• **Task**:
Use the entries below to count the lines that hold the word "data"; answer with the number only.

• **Material provided**:
++++++++++

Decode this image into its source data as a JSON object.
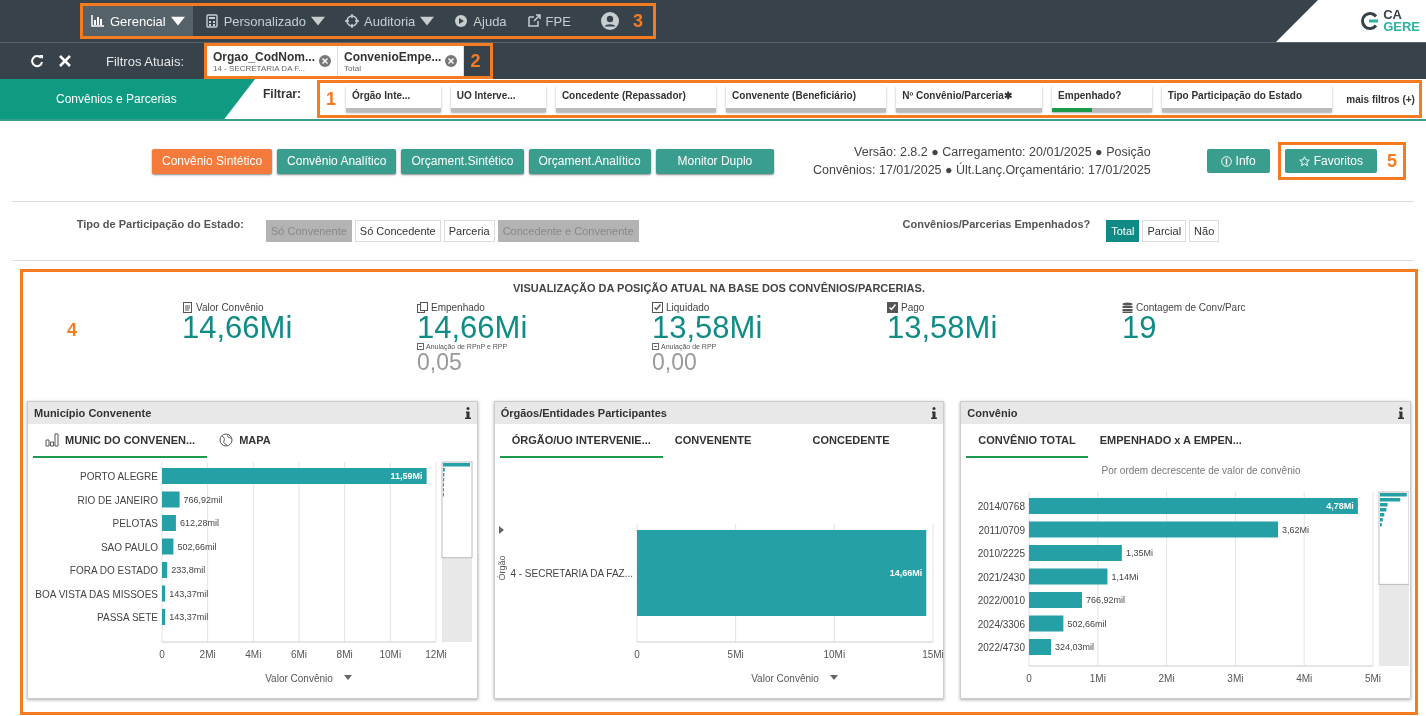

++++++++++

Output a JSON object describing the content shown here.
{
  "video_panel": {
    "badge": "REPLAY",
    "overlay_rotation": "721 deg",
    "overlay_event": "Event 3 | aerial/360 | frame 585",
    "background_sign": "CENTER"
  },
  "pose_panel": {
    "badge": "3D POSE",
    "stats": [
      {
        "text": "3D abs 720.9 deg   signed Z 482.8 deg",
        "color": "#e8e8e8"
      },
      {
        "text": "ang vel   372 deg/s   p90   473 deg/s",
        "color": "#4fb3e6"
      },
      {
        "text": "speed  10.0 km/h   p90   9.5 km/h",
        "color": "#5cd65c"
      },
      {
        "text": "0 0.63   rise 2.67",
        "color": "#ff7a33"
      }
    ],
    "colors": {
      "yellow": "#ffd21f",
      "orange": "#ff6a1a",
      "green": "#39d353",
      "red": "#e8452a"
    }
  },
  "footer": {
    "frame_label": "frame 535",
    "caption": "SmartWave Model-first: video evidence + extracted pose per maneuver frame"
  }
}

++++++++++

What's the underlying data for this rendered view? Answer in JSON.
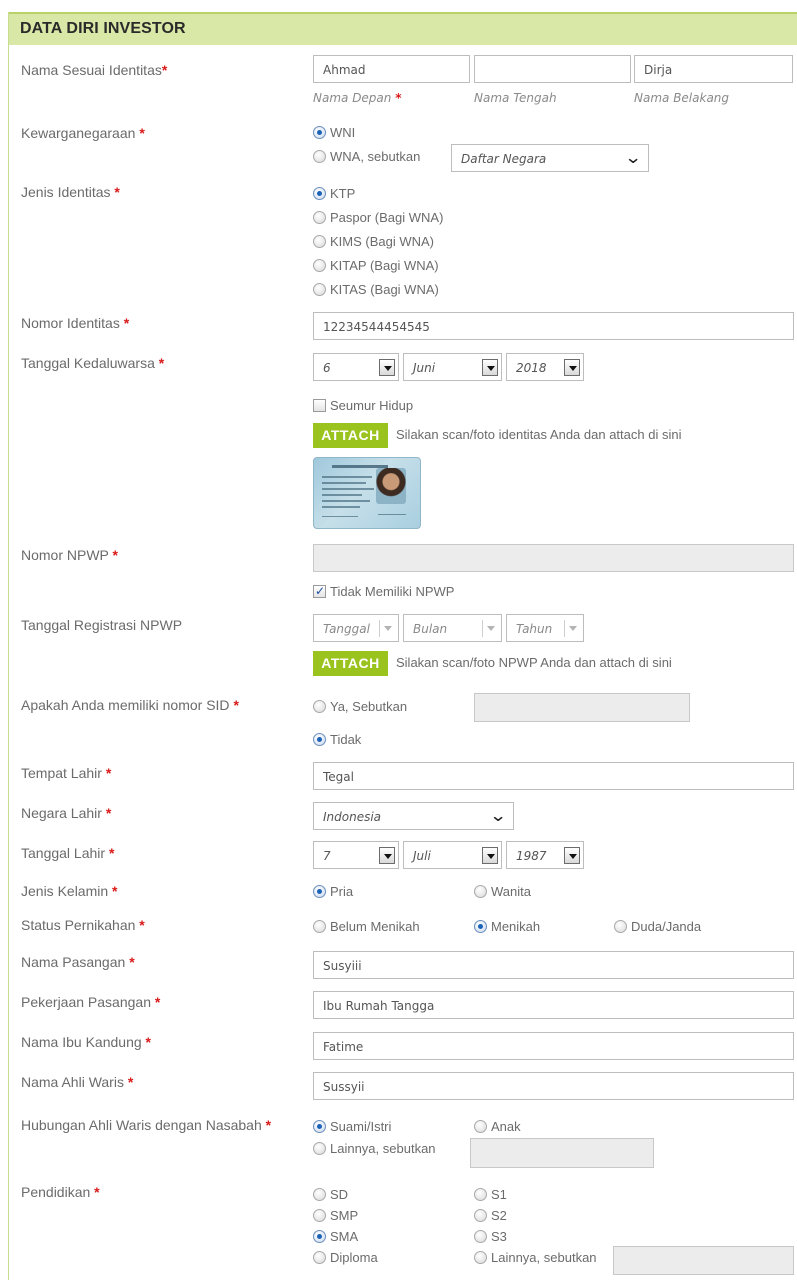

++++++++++

• **Task solution**:
2